Kenneth Stier Jr., in “Loons,” addresses “your lonely wails, your banshee cries/ your joyous in-flight tremolos” and concludes, “You are a metaphor of me.” In her poem “If Only,” 10-year-old Courtney Bogani offers us this stanza: “If I could only have the talent/ To make people smile when they are ill/ I’d say, ‘Today will be amazing.’/ And then I would make them food fresh off the grill.” Good start! A retired bishop, Sylvester Ryan of Monterey, serves up “a thought”: “When Jesus offered a drink of living water/ to the woman at the well,/ was it more a torrent he had in mind/ sweeping her away toward/ fathoms of mercy/ where she could just—plunge?”

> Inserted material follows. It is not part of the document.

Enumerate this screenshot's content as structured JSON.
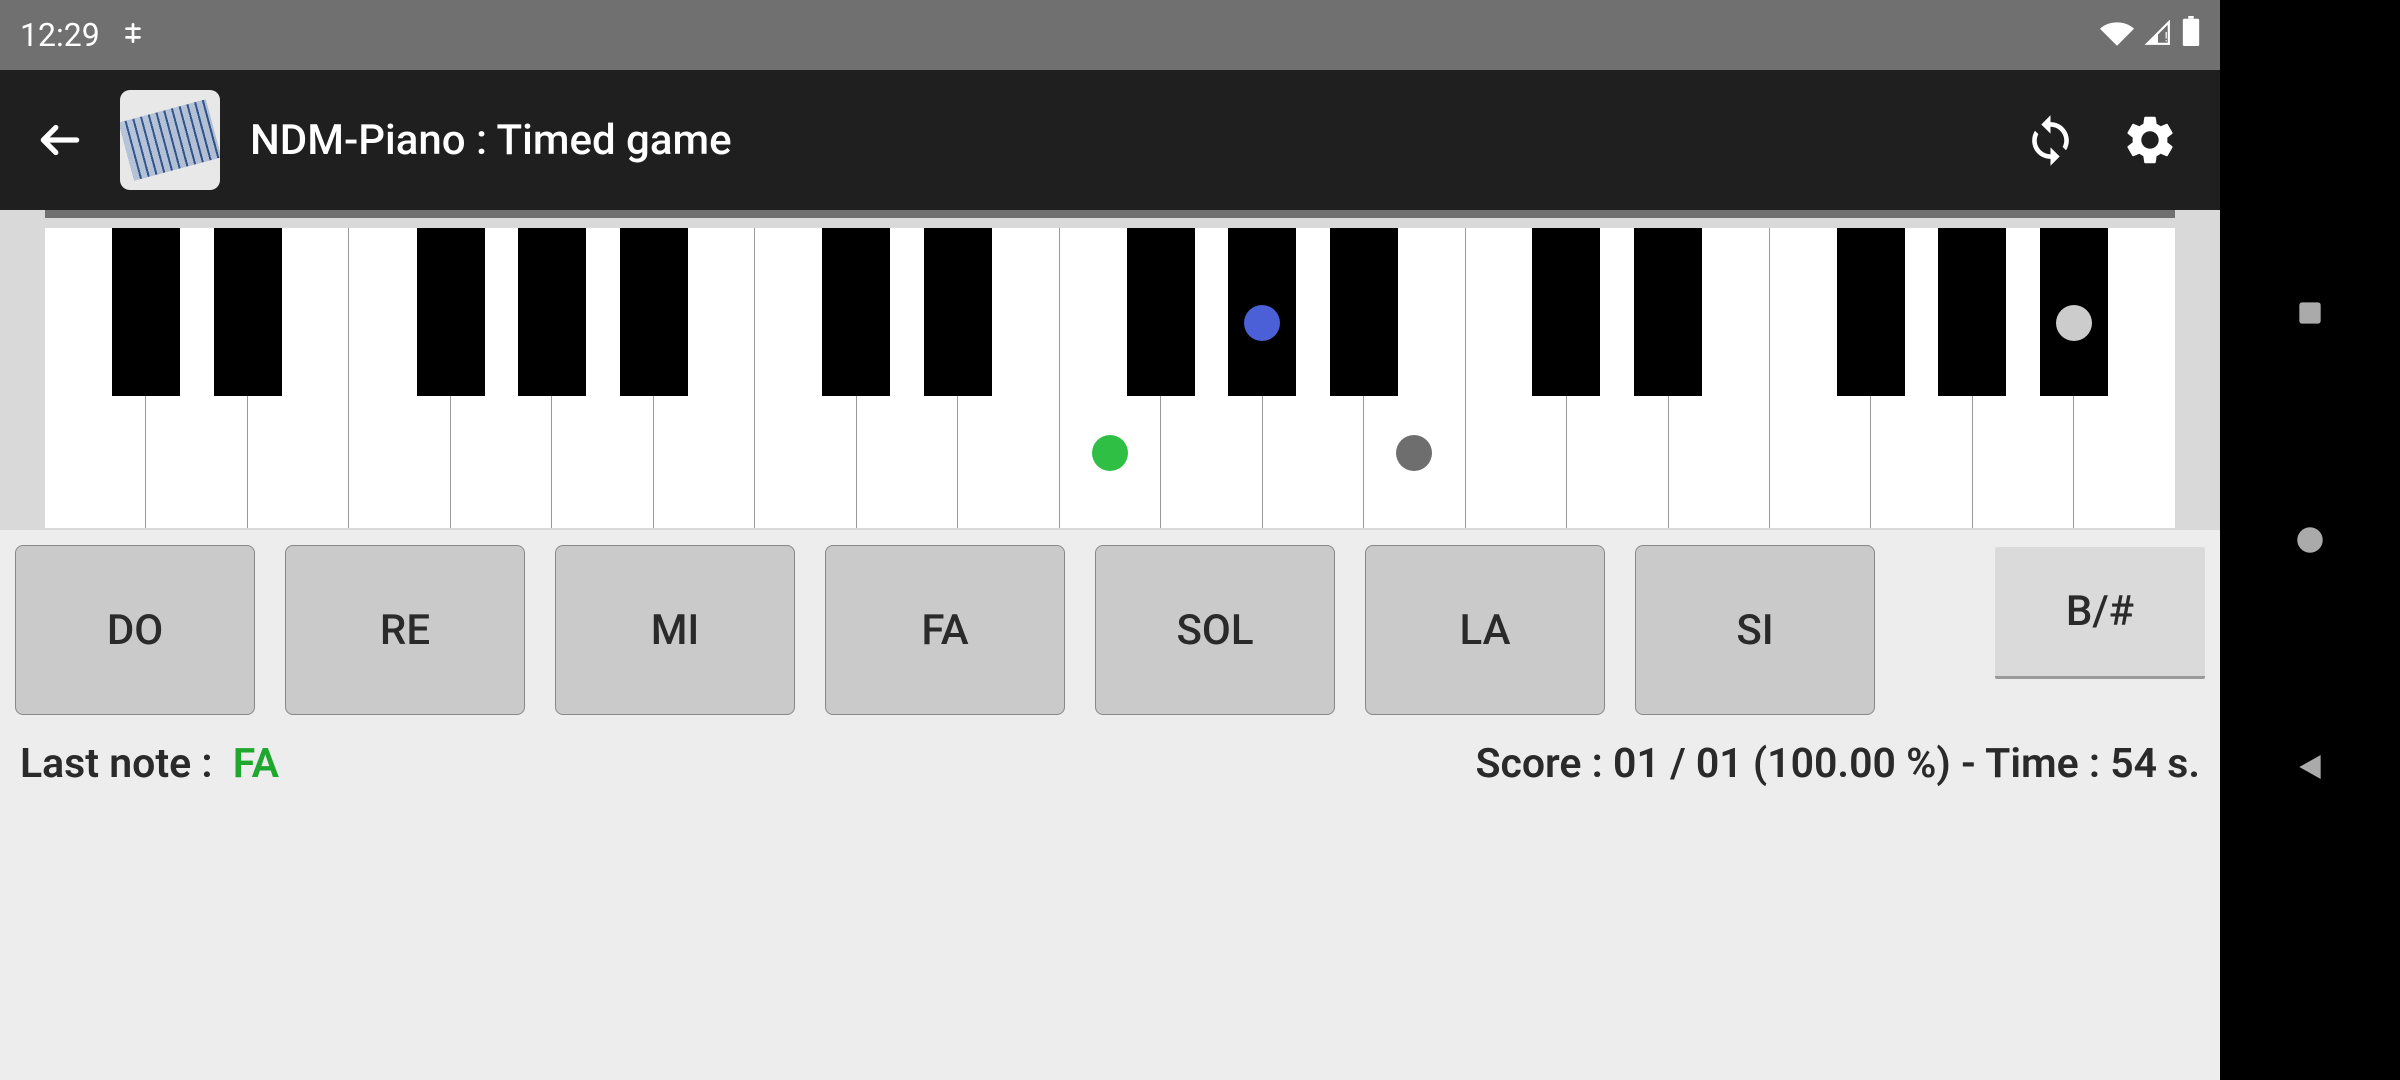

What concerns me in any poem is the quality of imagination and distinction of wording, of course, but also the question, Will it have some recognizable pace? By this I mean rhythm, or linkage of sounds, i.e., music of its own. I find much fine writing in the Foley poems—profiles, stories, vivid memories, commentary. I just wish more of them would somehow sing.
Helen Vendler, editor of The Harvard Book of Contemporary American Poetry (1985), reminds us in her Introduction to that anthology that poetry, as distinct from prose, “pulls us up, even if gently, at the end of each line.” Poetry, she says, “insists on a spooling, a form of repetition, the reinscribing of a groove, the returning upon an orbit already traced.” This insight makes me regret the increasing resort of our poets to the centering command on the computer. The maneuver offers symmetry and makes for a neat look, but to my old-fashioned mind, it switches attention from the aural to the visual.
That being said, I conclude with this tiny and fine poem from the Foley cornucopia by Regina Widney of Contaro, Ariz.:
Sit with me, Martha
Table is cleared, dishes done
Sit with me awhile
Congratulations to our winner this year, Moira Linehan, and to the runners up whom we will publish in the course of the year—Maria Hummel, “Villanelle for the Children’s Ward”; Anne Bruner, “In the Light”; and M. B. Powell, “Of the Tibetan Lion Dog.” Because of high quality, final choices were difficult.